SAN FRANCISCO (AP) — Hewlett-Packard's $9.7 billion acquisition of Autonomy seemed like a bad idea long before Tuesday's allegations of an accounting scandal made clear it was a deal that should never have happened.
It's the latest in a cavalcade of costly blunders at HP. The Silicon Valley pioneer has squandered billions of dollars on ill-advised acquisitions, compounding the challenges it already faces as it scrambles to adjust to a world that is shifting away from PCs to smartphones and tablets.
On Tuesday, HP took an $8.8 billion write-down for the Autonomy acquisition. Hewlett-Packard Co. CEO Meg Whitman alleged that executives at Autonomy used various accounting tricks to make the British software company appear more profitable.

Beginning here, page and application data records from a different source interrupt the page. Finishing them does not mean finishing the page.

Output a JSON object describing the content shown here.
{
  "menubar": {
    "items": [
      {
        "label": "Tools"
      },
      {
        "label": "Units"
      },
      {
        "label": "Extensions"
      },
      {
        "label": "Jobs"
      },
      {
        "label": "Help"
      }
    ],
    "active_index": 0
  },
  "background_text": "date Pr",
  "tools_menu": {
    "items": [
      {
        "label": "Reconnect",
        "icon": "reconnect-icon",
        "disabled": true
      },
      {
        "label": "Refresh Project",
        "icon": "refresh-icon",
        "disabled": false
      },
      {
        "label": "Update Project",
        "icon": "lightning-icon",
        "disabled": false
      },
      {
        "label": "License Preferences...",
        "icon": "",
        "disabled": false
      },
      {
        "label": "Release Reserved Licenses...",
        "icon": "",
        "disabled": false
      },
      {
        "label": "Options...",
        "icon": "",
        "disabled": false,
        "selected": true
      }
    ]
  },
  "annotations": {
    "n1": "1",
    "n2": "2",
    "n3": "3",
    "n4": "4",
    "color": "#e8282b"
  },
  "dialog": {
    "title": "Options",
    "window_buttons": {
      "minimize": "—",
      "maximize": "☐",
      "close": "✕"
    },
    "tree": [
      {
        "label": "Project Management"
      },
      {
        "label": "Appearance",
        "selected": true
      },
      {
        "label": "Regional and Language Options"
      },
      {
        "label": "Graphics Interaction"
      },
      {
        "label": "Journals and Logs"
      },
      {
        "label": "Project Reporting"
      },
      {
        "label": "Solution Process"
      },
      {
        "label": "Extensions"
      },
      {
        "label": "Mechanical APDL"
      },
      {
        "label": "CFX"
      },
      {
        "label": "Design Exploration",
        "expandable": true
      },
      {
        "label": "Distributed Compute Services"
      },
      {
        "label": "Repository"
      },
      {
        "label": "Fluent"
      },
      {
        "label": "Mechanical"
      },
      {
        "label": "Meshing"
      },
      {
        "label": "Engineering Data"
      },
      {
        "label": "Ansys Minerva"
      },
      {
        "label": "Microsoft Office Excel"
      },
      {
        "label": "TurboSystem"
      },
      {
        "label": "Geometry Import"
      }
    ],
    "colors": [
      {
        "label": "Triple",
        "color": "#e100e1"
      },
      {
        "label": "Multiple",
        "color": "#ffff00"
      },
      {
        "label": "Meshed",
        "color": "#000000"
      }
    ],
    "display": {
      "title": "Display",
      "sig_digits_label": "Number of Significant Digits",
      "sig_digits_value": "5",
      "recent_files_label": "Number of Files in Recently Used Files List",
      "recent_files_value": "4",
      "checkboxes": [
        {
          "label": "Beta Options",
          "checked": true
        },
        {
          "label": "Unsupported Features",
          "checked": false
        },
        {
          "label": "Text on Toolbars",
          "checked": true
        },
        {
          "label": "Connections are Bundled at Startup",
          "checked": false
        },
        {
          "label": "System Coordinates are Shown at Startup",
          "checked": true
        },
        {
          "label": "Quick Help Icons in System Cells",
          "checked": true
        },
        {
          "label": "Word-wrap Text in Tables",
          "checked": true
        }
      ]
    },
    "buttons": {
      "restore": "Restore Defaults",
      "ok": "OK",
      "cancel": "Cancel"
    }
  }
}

The Autonomy deal may amplify the pressure on HP to reshuffle its board of directors, which already had been overhauled after a series of previous embarrassments. The debacles, dating back to 2006, include prying into the personal phone records of reporters covering the company to its widely criticized hiring of Leo Apotheker as CEO after the company's previous leader, Mark Hurd, resigned amid questions about his relationship with a female contractor.
Although HP says it was duped into paying too much for Autonomy under the since-fired Apotheker, the deal ultimately was approved by 10 of its current 11 directors, including Whitman, who served on the board for eight months before being appointed as CEO in September 2011.
Only shareholder activist Ralph Whitworth wasn't on the board when HP authorized Apotheker to buy Autonomy in August 2011. Just five weeks after the deal was announced, HP's directors fired Apotheker, a move some analysts trace to the company's almost immediate remorse over the Autonomy acquisition.
But Apotheker's ouster may not be enough to placate shareholders who are seething with renewed anger over the deal. The allegation that Autonomy had been "willfully" deceptive leading up to HP's purchase raises the specter of a criminal investigation. It also opens a torrent of potentially distracting class-action lawsuits on behalf of shareholders alleging HP's board was negligent.
"When I talk to investors, that is what they are concerned about: the credibility of the board," said Sterne Agee analyst Shaw Wu. "There already has been a lot of turmoil at this company, but maybe they still need more change."
Wu said he isn't even sure Whitman's job as CEO is safe because of her presence on the board when the Autonomy deal was approved.
In a research note, Topeka Capital Markets analyst Brian White called for a new purge of HP's board.
Whitman said she regrets voting in favor of the Autonomy acquisition while insisting HP did its due diligence. That was an assertion echoed by Apotheker in a prepared statement.
HP Chairman Ray Lane, who joined the board when Apotheker was hired in 2010, still wasn't available for an interview as of late Tuesday, according to company spokesman Michael Thacker.
Mark Williams, a finance professor at Boston University and a former bank examiner for the Federal Reserve, called HP's accusations against Autonomy "due diligence deflection".
"Just to say 'we paid too much because of fraud' doesn't negate the fact of inadequate due diligence," said Williams. "Some responsibility needs to come back to HP."
At least one of HP's board members, McKesson Corp. CEO John Hammergren, has experience the aftermath of an accounting scandal. McKesson named Hammergren as its CEO after revealing it had been conned into buying software maker HBO & Co. for $12 billion in 1999. The accounting fraud wiped out half of McKesson's market value. The San Francisco company has since bounced back under Hammergren, but the comeback took years to pull off.
Investors are losing hope that HP will rebound because the company has made so many questionable decisions in the five years since Apple Inc.'s release of the first iPhone changed the way people use technology. The upheaval has reduced demand for HP's PCs and printers.